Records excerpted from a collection
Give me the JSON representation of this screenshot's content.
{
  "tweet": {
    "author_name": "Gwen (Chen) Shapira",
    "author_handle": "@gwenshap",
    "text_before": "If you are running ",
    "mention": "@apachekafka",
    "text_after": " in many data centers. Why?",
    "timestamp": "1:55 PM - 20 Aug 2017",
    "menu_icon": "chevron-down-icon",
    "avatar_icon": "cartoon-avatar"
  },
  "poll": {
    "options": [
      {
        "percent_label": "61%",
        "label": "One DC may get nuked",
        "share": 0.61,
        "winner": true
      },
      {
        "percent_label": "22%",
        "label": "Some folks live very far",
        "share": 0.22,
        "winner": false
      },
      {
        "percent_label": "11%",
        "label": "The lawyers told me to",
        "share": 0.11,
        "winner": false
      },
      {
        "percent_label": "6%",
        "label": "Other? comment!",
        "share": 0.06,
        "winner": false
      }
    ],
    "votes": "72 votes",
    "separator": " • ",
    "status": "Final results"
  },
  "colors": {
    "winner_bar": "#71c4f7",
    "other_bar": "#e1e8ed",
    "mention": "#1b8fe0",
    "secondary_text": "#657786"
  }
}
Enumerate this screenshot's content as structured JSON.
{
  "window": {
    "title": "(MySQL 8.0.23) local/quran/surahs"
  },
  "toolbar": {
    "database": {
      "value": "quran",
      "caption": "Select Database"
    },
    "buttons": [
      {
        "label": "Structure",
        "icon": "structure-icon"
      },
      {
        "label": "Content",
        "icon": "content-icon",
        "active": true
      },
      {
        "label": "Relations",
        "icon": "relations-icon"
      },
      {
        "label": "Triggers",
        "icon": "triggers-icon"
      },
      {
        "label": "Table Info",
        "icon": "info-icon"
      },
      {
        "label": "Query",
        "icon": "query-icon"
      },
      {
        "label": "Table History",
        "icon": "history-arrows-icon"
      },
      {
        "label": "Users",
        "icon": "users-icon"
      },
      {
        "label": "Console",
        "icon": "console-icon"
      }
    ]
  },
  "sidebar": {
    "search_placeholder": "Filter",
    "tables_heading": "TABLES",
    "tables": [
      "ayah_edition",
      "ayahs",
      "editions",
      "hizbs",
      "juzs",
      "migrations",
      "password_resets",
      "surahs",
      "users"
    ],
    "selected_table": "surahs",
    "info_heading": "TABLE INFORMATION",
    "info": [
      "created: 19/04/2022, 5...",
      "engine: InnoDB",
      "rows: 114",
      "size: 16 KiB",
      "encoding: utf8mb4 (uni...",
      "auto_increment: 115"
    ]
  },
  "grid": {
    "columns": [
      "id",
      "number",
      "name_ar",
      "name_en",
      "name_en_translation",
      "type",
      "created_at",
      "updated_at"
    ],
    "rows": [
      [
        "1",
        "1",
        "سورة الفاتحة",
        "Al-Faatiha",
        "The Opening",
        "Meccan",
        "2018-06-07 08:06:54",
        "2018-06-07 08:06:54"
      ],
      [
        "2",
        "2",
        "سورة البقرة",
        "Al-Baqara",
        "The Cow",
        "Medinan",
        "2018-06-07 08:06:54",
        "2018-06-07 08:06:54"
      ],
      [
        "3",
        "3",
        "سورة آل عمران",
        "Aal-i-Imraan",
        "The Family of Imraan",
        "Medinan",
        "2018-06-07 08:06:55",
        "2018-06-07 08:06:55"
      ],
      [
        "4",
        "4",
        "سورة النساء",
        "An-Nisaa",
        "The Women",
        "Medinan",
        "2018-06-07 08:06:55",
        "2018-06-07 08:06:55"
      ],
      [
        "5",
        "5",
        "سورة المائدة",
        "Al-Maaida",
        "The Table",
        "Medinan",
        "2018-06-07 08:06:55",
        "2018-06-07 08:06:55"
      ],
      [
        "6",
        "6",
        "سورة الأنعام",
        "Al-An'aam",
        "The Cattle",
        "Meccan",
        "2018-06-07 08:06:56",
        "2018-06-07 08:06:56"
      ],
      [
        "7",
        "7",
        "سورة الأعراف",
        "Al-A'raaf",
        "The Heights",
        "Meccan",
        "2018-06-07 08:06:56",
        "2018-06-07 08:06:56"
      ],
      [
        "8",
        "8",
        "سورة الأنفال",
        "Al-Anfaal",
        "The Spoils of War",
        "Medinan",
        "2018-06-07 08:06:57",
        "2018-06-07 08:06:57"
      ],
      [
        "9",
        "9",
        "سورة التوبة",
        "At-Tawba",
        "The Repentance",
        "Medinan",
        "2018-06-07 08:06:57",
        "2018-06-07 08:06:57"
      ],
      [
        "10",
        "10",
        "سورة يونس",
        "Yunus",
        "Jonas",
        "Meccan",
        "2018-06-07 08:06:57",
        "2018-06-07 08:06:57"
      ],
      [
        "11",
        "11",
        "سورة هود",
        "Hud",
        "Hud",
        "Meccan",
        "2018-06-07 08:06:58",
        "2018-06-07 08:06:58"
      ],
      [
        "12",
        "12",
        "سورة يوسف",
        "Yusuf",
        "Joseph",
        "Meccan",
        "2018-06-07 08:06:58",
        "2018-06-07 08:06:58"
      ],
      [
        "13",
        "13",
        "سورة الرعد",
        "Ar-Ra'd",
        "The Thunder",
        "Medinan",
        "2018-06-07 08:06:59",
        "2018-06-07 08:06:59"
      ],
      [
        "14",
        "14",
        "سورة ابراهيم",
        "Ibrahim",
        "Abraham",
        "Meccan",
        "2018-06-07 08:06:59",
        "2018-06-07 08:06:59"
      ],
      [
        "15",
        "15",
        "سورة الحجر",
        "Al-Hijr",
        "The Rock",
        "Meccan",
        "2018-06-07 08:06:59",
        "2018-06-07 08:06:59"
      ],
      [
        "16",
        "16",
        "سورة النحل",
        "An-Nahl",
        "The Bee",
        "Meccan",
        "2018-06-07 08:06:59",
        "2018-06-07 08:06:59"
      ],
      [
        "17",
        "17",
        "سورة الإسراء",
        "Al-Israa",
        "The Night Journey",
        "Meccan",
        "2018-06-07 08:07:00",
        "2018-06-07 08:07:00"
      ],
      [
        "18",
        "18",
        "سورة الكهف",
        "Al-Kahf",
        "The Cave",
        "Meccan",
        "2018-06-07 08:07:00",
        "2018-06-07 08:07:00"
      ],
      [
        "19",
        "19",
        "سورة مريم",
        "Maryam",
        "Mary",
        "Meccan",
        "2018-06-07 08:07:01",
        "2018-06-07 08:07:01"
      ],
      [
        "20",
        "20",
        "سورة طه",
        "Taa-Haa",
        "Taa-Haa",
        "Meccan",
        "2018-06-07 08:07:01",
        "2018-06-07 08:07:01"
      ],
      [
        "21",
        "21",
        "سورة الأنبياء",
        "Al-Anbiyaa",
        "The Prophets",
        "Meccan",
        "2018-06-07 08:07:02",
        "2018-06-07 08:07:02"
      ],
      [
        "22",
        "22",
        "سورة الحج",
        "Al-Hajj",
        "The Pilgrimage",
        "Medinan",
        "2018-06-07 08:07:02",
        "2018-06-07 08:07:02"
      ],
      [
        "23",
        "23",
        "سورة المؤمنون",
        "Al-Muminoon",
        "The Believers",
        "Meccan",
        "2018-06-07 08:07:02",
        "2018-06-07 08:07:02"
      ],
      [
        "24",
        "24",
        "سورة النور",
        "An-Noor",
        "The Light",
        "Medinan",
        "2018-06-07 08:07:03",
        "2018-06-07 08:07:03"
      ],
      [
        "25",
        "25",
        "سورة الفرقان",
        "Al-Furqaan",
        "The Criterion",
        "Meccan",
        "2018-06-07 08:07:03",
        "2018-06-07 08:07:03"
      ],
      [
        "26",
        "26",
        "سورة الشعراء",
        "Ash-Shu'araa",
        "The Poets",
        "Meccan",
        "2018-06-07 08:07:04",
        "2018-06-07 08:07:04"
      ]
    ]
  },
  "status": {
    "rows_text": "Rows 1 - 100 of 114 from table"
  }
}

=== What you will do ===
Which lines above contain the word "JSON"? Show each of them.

=== Answer to the exercise ===
Give me the JSON representation of this screenshot's content.
Enumerate this screenshot's content as structured JSON.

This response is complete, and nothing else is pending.